- Avoiding travel to developing countries. Measles is inherently more common in countries where the MMR vaccination is less readily available, such as in developing countries.
- Staying on top of a vitamin A deficiency. Subsisting on a diet that is lacking in vitamin A makes you more likely to develop severe measles symptoms and complications.
Should I go into work with measles?
Avoid work or school for at least 4 days after the rash has appeared in order to reduce transmission to others.
When should I see a doctor?
If you think you have been exposed to the measles virus, or start exhibiting the early symptoms mentioned above – the strongest indicator being white or grey Koplik’s spots inside the cheeks – it is very important to seek medical advice sooner rather than later, or risk complications arising.

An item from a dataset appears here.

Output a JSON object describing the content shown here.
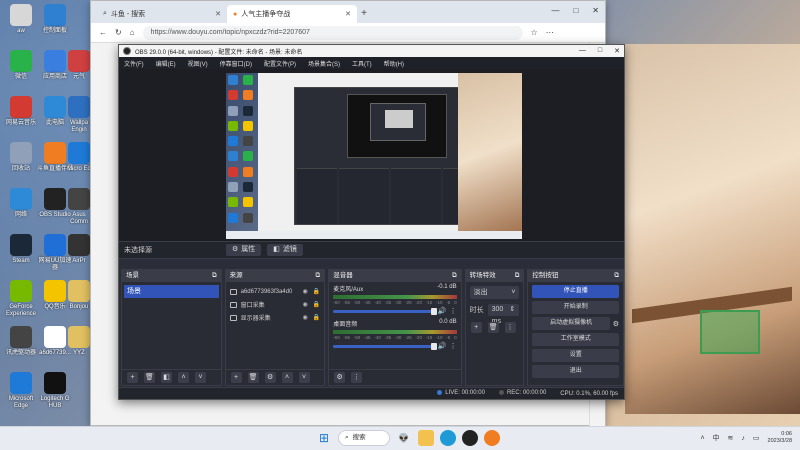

Additional symptoms that might be an indicator of a measles complication include:
- Difficulty breathing
- Chest pain
- Coughing up blood
Seek medical advice quickly if any of these symptoms are exhibited. Antibiotics may be administered to treat a complicating bacterial infection, and in severe cases, hospitalisation will be recommended.
How is measles treated?
Measles is a viral infection and therefore, no active treatment against it is available. That said, there are steps you can take to alleviate some of the symptoms that you will experience in measles. Paracetamol and Ibuprofen will relieve the aches and pains associated with measles, as well as help combat a fever. Staying well hydrated helps too.
For babies under 6 months of age, unvaccinated pregnant women or people with weakened immune systems, a Human Normal Immunoglobulin injection may be administered, the contents of which are a concentrated dose of antibodies against the measles virus. An injection of this type can be given within 6 days of known exposure to the measles virus.